[What needs to be done] Pull each line containing "const" from the data.

[Supplied records]
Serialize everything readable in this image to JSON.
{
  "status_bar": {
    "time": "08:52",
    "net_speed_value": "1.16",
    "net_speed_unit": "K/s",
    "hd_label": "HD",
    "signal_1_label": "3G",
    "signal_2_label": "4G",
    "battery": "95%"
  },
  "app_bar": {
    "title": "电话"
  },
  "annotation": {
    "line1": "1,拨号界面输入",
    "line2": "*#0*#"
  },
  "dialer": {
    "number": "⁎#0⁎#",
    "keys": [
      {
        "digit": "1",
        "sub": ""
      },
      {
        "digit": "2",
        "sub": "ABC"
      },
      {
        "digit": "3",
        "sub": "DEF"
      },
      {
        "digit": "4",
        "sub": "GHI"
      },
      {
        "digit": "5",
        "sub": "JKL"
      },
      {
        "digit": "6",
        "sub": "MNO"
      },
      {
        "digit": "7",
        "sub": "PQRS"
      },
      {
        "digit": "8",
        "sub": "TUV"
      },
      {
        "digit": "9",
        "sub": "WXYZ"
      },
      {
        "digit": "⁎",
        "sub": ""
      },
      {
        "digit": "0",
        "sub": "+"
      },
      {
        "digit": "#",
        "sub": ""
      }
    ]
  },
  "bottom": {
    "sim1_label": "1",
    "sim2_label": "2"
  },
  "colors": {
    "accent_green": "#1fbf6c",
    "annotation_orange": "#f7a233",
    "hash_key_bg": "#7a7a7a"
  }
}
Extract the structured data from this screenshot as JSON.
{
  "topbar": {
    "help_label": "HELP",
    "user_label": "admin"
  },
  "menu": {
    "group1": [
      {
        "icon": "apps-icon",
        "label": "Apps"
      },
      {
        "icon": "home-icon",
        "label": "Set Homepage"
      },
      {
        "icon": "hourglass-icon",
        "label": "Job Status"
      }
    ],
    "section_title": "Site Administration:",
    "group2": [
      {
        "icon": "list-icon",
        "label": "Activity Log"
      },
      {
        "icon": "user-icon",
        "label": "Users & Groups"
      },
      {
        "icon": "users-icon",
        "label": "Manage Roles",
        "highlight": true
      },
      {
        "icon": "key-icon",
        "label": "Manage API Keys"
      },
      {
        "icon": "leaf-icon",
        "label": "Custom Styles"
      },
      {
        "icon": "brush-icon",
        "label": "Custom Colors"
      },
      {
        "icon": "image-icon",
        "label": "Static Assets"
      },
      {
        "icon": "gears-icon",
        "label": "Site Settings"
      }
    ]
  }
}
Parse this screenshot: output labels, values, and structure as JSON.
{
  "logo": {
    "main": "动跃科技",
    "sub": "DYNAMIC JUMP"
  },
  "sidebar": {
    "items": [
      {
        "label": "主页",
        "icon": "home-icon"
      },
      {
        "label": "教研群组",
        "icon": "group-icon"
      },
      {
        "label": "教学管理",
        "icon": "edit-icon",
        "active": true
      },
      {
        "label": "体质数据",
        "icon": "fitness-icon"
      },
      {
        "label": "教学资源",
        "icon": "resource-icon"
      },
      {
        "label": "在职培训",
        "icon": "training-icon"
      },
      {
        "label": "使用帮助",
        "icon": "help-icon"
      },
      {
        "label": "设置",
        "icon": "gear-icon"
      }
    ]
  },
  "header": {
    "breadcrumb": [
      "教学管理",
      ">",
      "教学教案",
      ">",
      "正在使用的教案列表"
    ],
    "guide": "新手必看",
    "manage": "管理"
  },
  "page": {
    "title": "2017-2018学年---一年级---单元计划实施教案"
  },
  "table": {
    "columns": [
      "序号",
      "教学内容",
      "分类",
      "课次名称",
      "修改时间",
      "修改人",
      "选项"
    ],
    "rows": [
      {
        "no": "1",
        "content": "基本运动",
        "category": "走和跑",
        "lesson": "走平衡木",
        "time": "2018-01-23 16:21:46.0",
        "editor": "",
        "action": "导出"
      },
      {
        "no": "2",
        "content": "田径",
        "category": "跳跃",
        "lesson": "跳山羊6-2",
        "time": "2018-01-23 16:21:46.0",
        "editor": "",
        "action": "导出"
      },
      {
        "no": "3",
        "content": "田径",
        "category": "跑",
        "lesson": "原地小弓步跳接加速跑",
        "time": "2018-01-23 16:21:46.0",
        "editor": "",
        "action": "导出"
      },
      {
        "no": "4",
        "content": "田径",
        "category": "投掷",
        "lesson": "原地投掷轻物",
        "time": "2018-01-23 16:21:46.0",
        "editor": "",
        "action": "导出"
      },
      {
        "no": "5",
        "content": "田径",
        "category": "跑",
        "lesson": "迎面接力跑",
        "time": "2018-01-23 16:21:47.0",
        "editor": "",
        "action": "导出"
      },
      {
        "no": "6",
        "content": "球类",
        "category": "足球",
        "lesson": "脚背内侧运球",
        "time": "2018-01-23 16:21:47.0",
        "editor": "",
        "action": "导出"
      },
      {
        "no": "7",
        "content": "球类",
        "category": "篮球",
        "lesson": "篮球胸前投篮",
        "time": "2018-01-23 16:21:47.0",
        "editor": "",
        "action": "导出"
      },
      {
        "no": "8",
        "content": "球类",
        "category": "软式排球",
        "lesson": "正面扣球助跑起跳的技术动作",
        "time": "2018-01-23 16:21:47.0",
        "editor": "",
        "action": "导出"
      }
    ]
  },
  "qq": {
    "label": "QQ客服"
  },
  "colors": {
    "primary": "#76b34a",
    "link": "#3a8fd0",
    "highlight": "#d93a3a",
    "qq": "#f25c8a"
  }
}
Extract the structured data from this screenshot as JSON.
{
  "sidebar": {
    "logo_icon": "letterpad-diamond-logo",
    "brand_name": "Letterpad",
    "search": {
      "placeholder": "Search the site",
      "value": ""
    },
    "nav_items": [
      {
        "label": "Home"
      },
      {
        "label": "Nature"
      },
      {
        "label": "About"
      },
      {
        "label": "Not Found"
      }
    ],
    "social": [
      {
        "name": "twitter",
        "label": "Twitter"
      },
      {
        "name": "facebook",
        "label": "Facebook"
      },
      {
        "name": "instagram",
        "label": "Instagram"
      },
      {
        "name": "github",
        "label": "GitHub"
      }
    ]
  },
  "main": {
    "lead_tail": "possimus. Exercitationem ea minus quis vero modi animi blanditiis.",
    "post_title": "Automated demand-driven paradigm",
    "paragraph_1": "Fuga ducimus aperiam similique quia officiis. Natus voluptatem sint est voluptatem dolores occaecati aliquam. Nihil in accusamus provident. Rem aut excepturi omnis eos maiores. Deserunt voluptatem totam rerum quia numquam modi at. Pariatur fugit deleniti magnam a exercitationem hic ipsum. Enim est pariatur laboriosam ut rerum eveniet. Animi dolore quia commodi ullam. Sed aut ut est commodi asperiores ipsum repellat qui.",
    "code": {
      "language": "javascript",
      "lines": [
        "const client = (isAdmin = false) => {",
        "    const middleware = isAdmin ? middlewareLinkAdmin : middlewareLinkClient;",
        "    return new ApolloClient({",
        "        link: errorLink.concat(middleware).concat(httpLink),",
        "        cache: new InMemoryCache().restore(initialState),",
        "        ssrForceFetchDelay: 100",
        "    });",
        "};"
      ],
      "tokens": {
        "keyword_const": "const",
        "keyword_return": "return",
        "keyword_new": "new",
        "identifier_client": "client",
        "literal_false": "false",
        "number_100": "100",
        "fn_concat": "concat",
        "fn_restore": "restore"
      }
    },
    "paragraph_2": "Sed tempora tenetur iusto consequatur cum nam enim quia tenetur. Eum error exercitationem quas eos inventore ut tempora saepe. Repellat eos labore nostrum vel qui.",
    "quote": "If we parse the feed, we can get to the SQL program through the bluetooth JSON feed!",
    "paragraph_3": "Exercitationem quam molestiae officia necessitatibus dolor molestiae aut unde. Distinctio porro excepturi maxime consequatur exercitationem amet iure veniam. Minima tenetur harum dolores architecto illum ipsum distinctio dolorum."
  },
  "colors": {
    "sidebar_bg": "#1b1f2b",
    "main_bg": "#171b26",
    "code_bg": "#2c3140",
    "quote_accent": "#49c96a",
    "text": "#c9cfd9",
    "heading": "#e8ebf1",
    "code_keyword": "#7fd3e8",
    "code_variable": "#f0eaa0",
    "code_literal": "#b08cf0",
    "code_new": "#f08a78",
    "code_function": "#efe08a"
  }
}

[Exercise answer]
        "const client = (isAdmin = false) => {",
        "    const middleware = isAdmin ? middlewareLinkAdmin : middlewareLinkClient;",
        "keyword_const": "const",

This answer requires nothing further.